-- Record excerpts follows --

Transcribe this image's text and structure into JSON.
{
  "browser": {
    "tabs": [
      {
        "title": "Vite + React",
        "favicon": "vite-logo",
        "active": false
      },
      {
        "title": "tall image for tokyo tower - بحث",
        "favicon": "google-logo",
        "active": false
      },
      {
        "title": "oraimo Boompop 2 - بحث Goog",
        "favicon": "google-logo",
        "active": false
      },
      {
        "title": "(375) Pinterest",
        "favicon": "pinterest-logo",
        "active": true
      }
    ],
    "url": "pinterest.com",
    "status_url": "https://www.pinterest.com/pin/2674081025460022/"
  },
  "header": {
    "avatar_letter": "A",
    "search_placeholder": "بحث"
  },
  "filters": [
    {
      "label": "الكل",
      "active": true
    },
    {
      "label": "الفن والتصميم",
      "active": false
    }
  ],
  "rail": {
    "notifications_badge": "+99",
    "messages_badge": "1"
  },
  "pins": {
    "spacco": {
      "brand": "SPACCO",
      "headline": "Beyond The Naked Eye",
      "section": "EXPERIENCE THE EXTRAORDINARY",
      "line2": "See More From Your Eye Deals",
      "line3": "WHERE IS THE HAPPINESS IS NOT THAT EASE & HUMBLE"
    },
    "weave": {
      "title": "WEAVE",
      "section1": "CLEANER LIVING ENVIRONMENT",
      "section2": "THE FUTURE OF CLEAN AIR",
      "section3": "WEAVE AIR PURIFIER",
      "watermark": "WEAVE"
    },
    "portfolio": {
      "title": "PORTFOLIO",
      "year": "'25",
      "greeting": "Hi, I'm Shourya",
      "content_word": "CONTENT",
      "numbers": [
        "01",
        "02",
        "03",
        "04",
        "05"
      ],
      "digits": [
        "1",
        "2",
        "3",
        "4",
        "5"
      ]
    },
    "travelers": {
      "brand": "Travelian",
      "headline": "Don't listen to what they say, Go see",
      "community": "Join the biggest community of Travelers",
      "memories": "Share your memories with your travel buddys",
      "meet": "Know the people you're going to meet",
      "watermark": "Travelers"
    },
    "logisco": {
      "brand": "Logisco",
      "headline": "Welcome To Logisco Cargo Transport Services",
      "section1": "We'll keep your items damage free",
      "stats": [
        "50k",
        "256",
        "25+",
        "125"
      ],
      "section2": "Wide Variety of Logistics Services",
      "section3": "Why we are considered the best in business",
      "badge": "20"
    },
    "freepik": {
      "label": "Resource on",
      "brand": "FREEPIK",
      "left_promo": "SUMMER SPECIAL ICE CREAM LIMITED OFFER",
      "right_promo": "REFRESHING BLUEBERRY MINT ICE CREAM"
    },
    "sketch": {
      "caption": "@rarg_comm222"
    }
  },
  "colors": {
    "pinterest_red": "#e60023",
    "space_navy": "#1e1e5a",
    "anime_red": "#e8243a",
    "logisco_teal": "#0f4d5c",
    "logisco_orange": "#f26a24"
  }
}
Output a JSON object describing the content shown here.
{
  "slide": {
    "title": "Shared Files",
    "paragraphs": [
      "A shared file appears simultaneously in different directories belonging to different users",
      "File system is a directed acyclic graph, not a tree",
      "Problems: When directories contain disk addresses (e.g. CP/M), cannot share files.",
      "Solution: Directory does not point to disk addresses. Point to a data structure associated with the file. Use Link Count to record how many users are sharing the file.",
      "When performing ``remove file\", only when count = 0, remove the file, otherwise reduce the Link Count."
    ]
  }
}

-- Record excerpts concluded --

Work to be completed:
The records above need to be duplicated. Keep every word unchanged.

Solution for this exercise:
Transcribe this image's text and structure into JSON.
{
  "browser": {
    "tabs": [
      {
        "title": "Vite + React",
        "favicon": "vite-logo",
        "active": false
      },
      {
        "title": "tall image for tokyo tower - بحث",
        "favicon": "google-logo",
        "active": false
      },
      {
        "title": "oraimo Boompop 2 - بحث Goog",
        "favicon": "google-logo",
        "active": false
      },
      {
        "title": "(375) Pinterest",
        "favicon": "pinterest-logo",
        "active": true
      }
    ],
    "url": "pinterest.com",
    "status_url": "https://www.pinterest.com/pin/2674081025460022/"
  },
  "header": {
    "avatar_letter": "A",
    "search_placeholder": "بحث"
  },
  "filters": [
    {
      "label": "الكل",
      "active": true
    },
    {
      "label": "الفن والتصميم",
      "active": false
    }
  ],
  "rail": {
    "notifications_badge": "+99",
    "messages_badge": "1"
  },
  "pins": {
    "spacco": {
      "brand": "SPACCO",
      "headline": "Beyond The Naked Eye",
      "section": "EXPERIENCE THE EXTRAORDINARY",
      "line2": "See More From Your Eye Deals",
      "line3": "WHERE IS THE HAPPINESS IS NOT THAT EASE & HUMBLE"
    },
    "weave": {
      "title": "WEAVE",
      "section1": "CLEANER LIVING ENVIRONMENT",
      "section2": "THE FUTURE OF CLEAN AIR",
      "section3": "WEAVE AIR PURIFIER",
      "watermark": "WEAVE"
    },
    "portfolio": {
      "title": "PORTFOLIO",
      "year": "'25",
      "greeting": "Hi, I'm Shourya",
      "content_word": "CONTENT",
      "numbers": [
        "01",
        "02",
        "03",
        "04",
        "05"
      ],
      "digits": [
        "1",
        "2",
        "3",
        "4",
        "5"
      ]
    },
    "travelers": {
      "brand": "Travelian",
      "headline": "Don't listen to what they say, Go see",
      "community": "Join the biggest community of Travelers",
      "memories": "Share your memories with your travel buddys",
      "meet": "Know the people you're going to meet",
      "watermark": "Travelers"
    },
    "logisco": {
      "brand": "Logisco",
      "headline": "Welcome To Logisco Cargo Transport Services",
      "section1": "We'll keep your items damage free",
      "stats": [
        "50k",
        "256",
        "25+",
        "125"
      ],
      "section2": "Wide Variety of Logistics Services",
      "section3": "Why we are considered the best in business",
      "badge": "20"
    },
    "freepik": {
      "label": "Resource on",
      "brand": "FREEPIK",
      "left_promo": "SUMMER SPECIAL ICE CREAM LIMITED OFFER",
      "right_promo": "REFRESHING BLUEBERRY MINT ICE CREAM"
    },
    "sketch": {
      "caption": "@rarg_comm222"
    }
  },
  "colors": {
    "pinterest_red": "#e60023",
    "space_navy": "#1e1e5a",
    "anime_red": "#e8243a",
    "logisco_teal": "#0f4d5c",
    "logisco_orange": "#f26a24"
  }
}
Output a JSON object describing the content shown here.
{
  "slide": {
    "title": "Shared Files",
    "paragraphs": [
      "A shared file appears simultaneously in different directories belonging to different users",
      "File system is a directed acyclic graph, not a tree",
      "Problems: When directories contain disk addresses (e.g. CP/M), cannot share files.",
      "Solution: Directory does not point to disk addresses. Point to a data structure associated with the file. Use Link Count to record how many users are sharing the file.",
      "When performing ``remove file\", only when count = 0, remove the file, otherwise reduce the Link Count."
    ]
  }
}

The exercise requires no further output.